Collected data:

== Segment start ==

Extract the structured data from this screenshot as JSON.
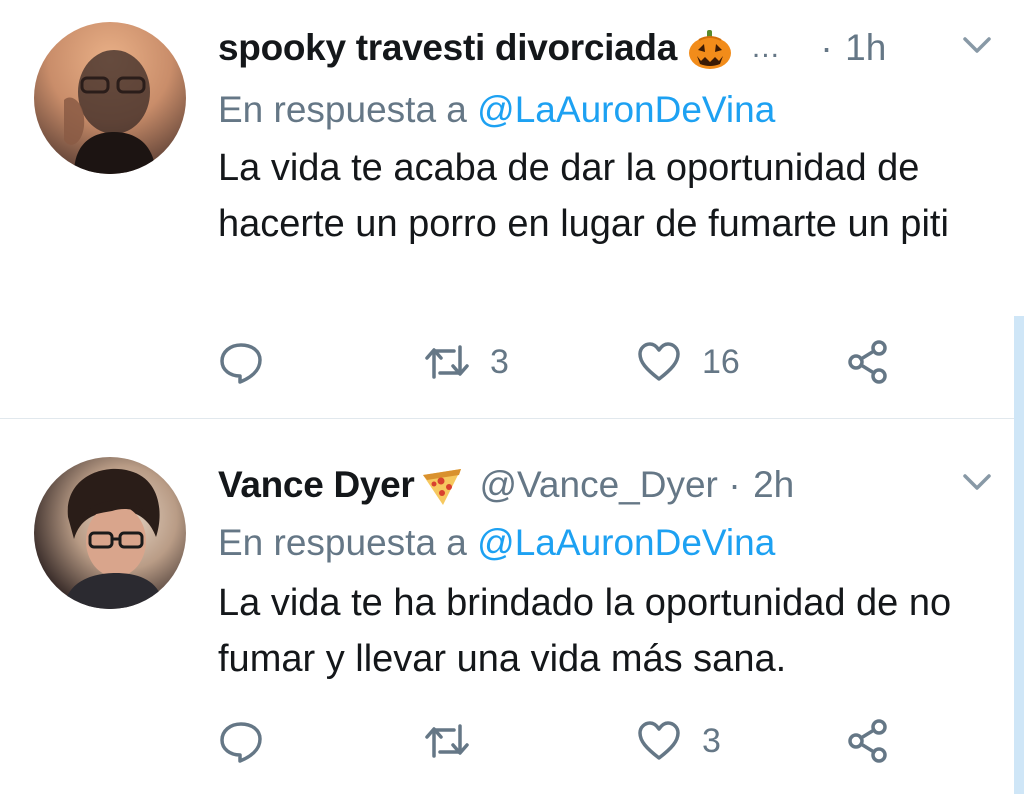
{
  "tweets": [
    {
      "display_name": "spooky travesti divorciada",
      "name_emoji": "jack-o-lantern",
      "name_truncated": "...",
      "handle": "",
      "time": "1h",
      "reply_prefix": "En respuesta a",
      "reply_mention": "@LaAuronDeVina",
      "text": "La vida te acaba de dar la oportunidad de hacerte un porro en lugar de fumarte un piti",
      "retweets": "3",
      "likes": "16"
    },
    {
      "display_name": "Vance Dyer",
      "name_emoji": "pizza",
      "handle": "@Vance_Dyer",
      "time": "2h",
      "reply_prefix": "En respuesta a",
      "reply_mention": "@LaAuronDeVina",
      "text": "La vida te ha brindado la oportunidad de no fumar y llevar una vida más sana.",
      "retweets": "",
      "likes": "3"
    }
  ],
  "icons": {
    "reply": "reply-icon",
    "retweet": "retweet-icon",
    "like": "heart-icon",
    "share": "share-icon",
    "menu": "chevron-down-icon"
  },
  "colors": {
    "accent": "#1da1f2",
    "secondary_text": "#657786",
    "primary_text": "#14171a",
    "divider": "#e1e8ed"
  }
}
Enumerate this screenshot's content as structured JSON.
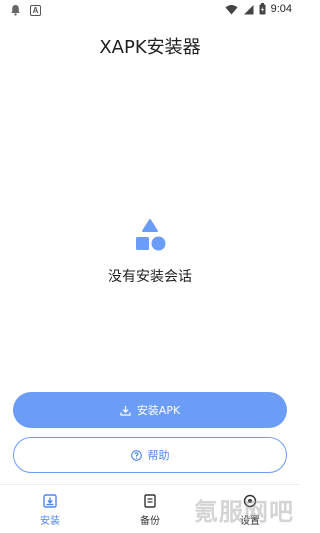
{
  "status_bar": {
    "time": "9:04",
    "badge": "A"
  },
  "app": {
    "title": "XAPK安装器"
  },
  "empty": {
    "message": "没有安装会话"
  },
  "buttons": {
    "install_label": "安装APK",
    "help_label": "帮助"
  },
  "nav": {
    "items": [
      {
        "label": "安装",
        "icon": "install-icon",
        "active": true
      },
      {
        "label": "备份",
        "icon": "backup-icon",
        "active": false
      },
      {
        "label": "设置",
        "icon": "settings-icon",
        "active": false
      }
    ]
  },
  "watermark": "氪服网吧",
  "colors": {
    "accent": "#6b9cf6",
    "accent_text": "#4d85ef"
  }
}
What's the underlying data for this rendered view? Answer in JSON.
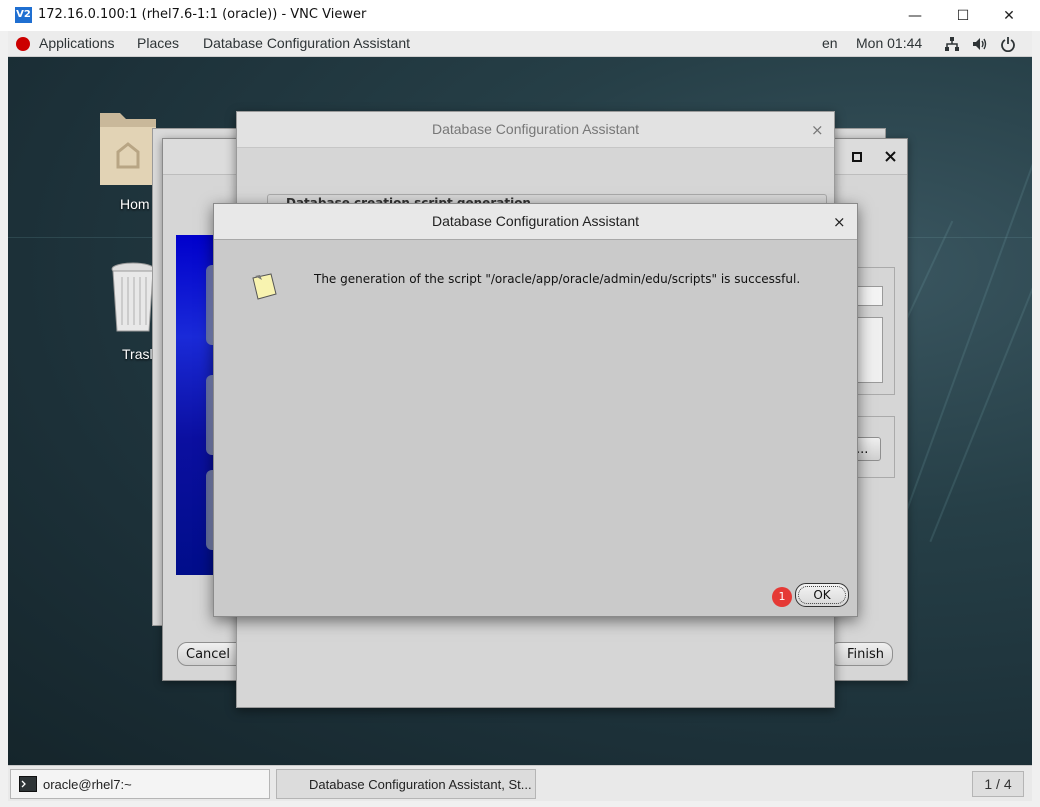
{
  "vnc": {
    "logo": "V2",
    "title": "172.16.0.100:1 (rhel7.6-1:1 (oracle)) - VNC Viewer",
    "minimize": "—",
    "maximize": "☐",
    "close": "✕"
  },
  "topbar": {
    "applications": "Applications",
    "places": "Places",
    "active_app": "Database Configuration Assistant",
    "language": "en",
    "clock": "Mon 01:44"
  },
  "desktop": {
    "icons": [
      {
        "label": "Hom"
      },
      {
        "label": "Trasl"
      }
    ]
  },
  "back_window": {
    "cancel_label": "Cancel",
    "finish_label": "Finish",
    "browse_label": "e..."
  },
  "mid_window": {
    "title": "Database Configuration Assistant",
    "close": "×",
    "section_text": "Database creation script generation"
  },
  "dialog": {
    "title": "Database Configuration Assistant",
    "close": "×",
    "message": "The generation of the script \"/oracle/app/oracle/admin/edu/scripts\" is successful.",
    "ok_label": "OK",
    "badge": "1"
  },
  "taskbar": {
    "terminal_label": "oracle@rhel7:~",
    "dbca_label": "Database Configuration Assistant, St...",
    "workspace": "1 / 4"
  },
  "icons": {
    "network": "network-icon",
    "volume": "volume-icon",
    "power": "power-icon",
    "folder": "home-folder-icon",
    "trash": "trash-icon",
    "info": "note-icon",
    "terminal": "terminal-icon"
  }
}
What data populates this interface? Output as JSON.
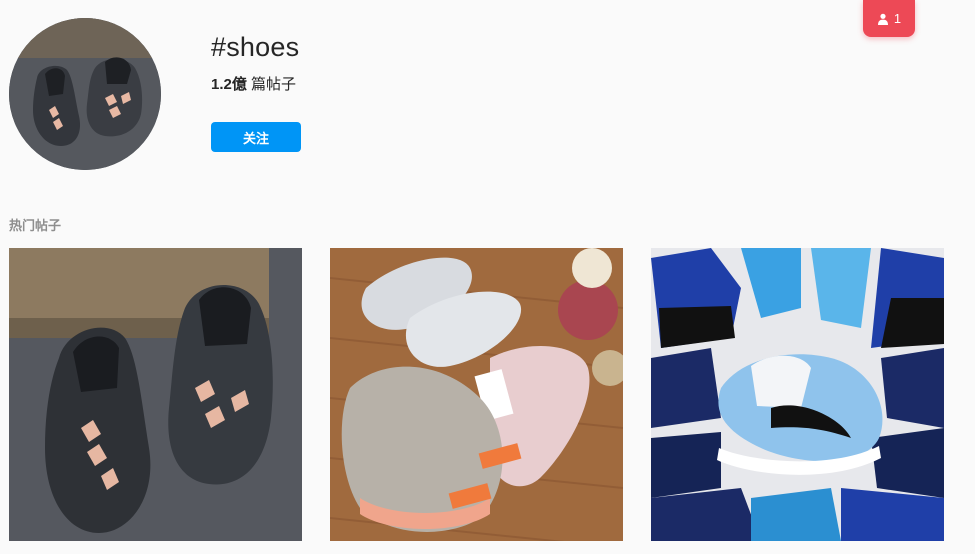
{
  "hashtag": {
    "title": "#shoes",
    "post_count": "1.2億",
    "post_count_suffix": " 篇帖子",
    "follow_label": "关注",
    "avatar_icon": "yeezy-700-avatar-image"
  },
  "notifications": {
    "count": "1",
    "icon": "person-icon",
    "color": "#ed4956"
  },
  "top_posts": {
    "label": "热门帖子",
    "items": [
      {
        "name": "post-yeezy-700-v3",
        "icon": "sneaker-photo"
      },
      {
        "name": "post-yeezy-350-v2",
        "icon": "sneaker-photo"
      },
      {
        "name": "post-air-jordan-1",
        "icon": "sneaker-photo"
      }
    ]
  },
  "colors": {
    "accent": "#0095f6",
    "background": "#fafafa",
    "muted": "#8e8e8e"
  }
}
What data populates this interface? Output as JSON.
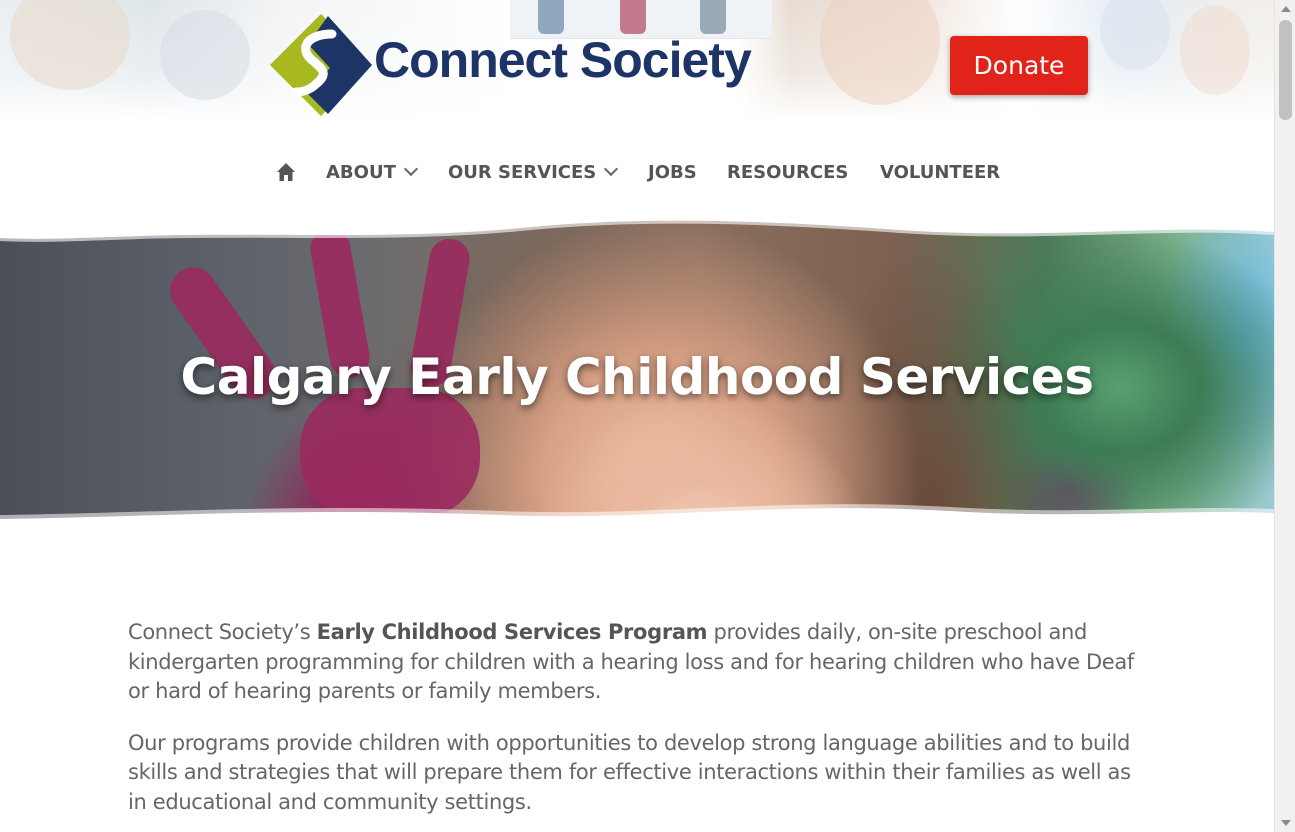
{
  "header": {
    "logo_text": "Connect Society",
    "donate_label": "Donate"
  },
  "nav": {
    "home_icon": "home-icon",
    "items": [
      {
        "label": "ABOUT",
        "has_dropdown": true
      },
      {
        "label": "OUR SERVICES",
        "has_dropdown": true
      },
      {
        "label": "JOBS",
        "has_dropdown": false
      },
      {
        "label": "RESOURCES",
        "has_dropdown": false
      },
      {
        "label": "VOLUNTEER",
        "has_dropdown": false
      }
    ]
  },
  "hero": {
    "title": "Calgary Early Childhood Services"
  },
  "content": {
    "p1_before": "Connect Society’s ",
    "p1_bold": "Early Childhood Services Program",
    "p1_after": " provides daily, on-site preschool and kindergarten programming for children with a hearing loss and for hearing children who have Deaf or hard of hearing parents or family members.",
    "p2": "Our programs provide children with opportunities to develop strong language abilities and to build skills and strategies that will prepare them for effective interactions within their families as well as in educational and community settings."
  },
  "colors": {
    "donate_bg": "#e2231a",
    "logo_navy": "#1d3466",
    "logo_lime": "#a8b820",
    "nav_text": "#555555",
    "body_text": "#666666"
  }
}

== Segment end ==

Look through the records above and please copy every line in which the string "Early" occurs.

    "title": "Calgary Early Childhood Services"
    "p1_bold": "Early Childhood Services Program",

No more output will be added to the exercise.